Book cleaning spotlight by Library Journal, highlights an Italian-made machine, The Depulvera, as an automatic book cleaning system that dusts about 12 books per minute. It’s compact, simple to use, and can be operated in small spaces—even within stack aisles.  The Boston Public Library tweets about their use of it.  See the company website for more information.

Permanent link to this article:

Apr 25

2017 Summer Reading Workshop

If you missed Sherry Norfolk’s spectacular Summer Reading workshop, it is now available as a video!

Click this link to watch: Summer Reading Workshop: Build a Better World

Workshop Resources:

Permanent link to this article:

Apr 20

Free Audio Books for Teens!

Check out AudioFile’s SYNC summer program!

AudioFile has a summer program called Sync that allows teens (13 – 18 years old) to sign up and receive free audio books! For more details on the program, visit Teen Services Underground and the AudioFile websites.

The SYNC program applies to specific audio book titles that teens can download for free and keep! And, the AudioFile site has promotional materials you can print and share.

Permanent link to this article:

Mar 23

New Resource from National Geographic

Some of your patrons may be interested in this site from National Geographic where they can access and print topographical maps.  You can find it at

Permanent link to this article:

Mar 17


The Rabbit Hole, Kansas City Public Library, and Crossroads Academy are hosting their 1st annual
Children’s Literature Festival!

Friday, April 28th and Saturday, April 29th, the Children’s Literature Festival is made up of author presentations, book signings, and more!

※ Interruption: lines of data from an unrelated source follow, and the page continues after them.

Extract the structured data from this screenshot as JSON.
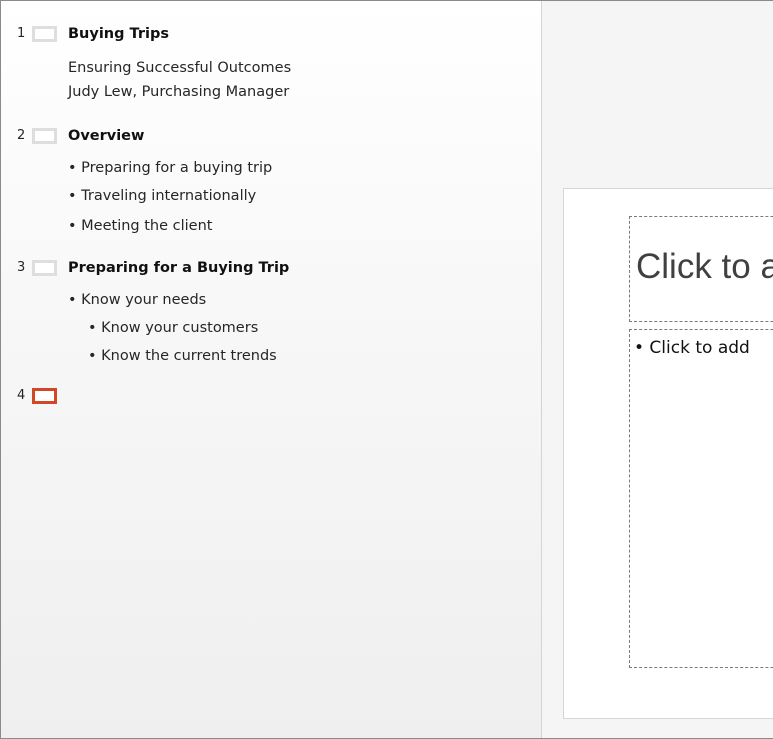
{
  "outline": {
    "slides": [
      {
        "number": "1",
        "title": "Buying Trips",
        "lines": [
          "Ensuring Successful Outcomes",
          "Judy Lew, Purchasing Manager"
        ]
      },
      {
        "number": "2",
        "title": "Overview",
        "lines": [
          "• Preparing for a buying trip",
          "• Traveling internationally",
          "• Meeting the client"
        ]
      },
      {
        "number": "3",
        "title": "Preparing for a Buying Trip",
        "lines": [
          "• Know your needs",
          "• Know your customers",
          "• Know the current trends"
        ]
      },
      {
        "number": "4",
        "title": "",
        "lines": []
      }
    ]
  },
  "editor": {
    "title_placeholder": "Click to a",
    "content_placeholder": "• Click to add"
  },
  "colors": {
    "active_slide_accent": "#d24726",
    "inactive_thumb": "#dedede"
  }
}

Authors attending include: Brian Selznick, Nina Crews, Shane Evans, Sophie Blackall, John Marciano, Javaka Steptoe, and Jon Scieszka.

If you’re interested in attending, find more details at LITFESTKC.

Permanent link to this article:

Mar 02

Tax-lid Exemption For Libraries

Roger Carswell, the Director of the Southeast Kansas Libraries System reports:

Several of the regional library system directors were able to meet with Roger Basinger of the state Municipal Services office regarding the “library exemption” from the tax lid.  The news was probably the best we could have hoped for.

Although Mr. Basinger had been skeptical last year that the wording in the bill really was an exemption for libraries, he said after thinking about it through the winter, they have come to the conclusion that it is, in fact, an exemption for libraries.

Furthermore, the budget forms that cities, counties, etc. will use have the library exemption built in.  To oversimplify it a bit, on the page used to compute their maximum levy for 2018 without having to go to an election, they will start with the amount levied for 2017, then subtract off the amount levied for the library to come up with a base for computing the limit.  After allowing for factors they can increase for (such as new improvements) and applying the allowable increase (1.4% for cities, 1.3% for other units of local government) to come up with the maximum levy, they will then add the amount to be levied for the library in 2018 onto that.  Perfect!  No city should be able to claim that the library cannot have an increase because of the tax lid; that just won’t work with the forms.

Permanent link to this article:

error: Content is protected !!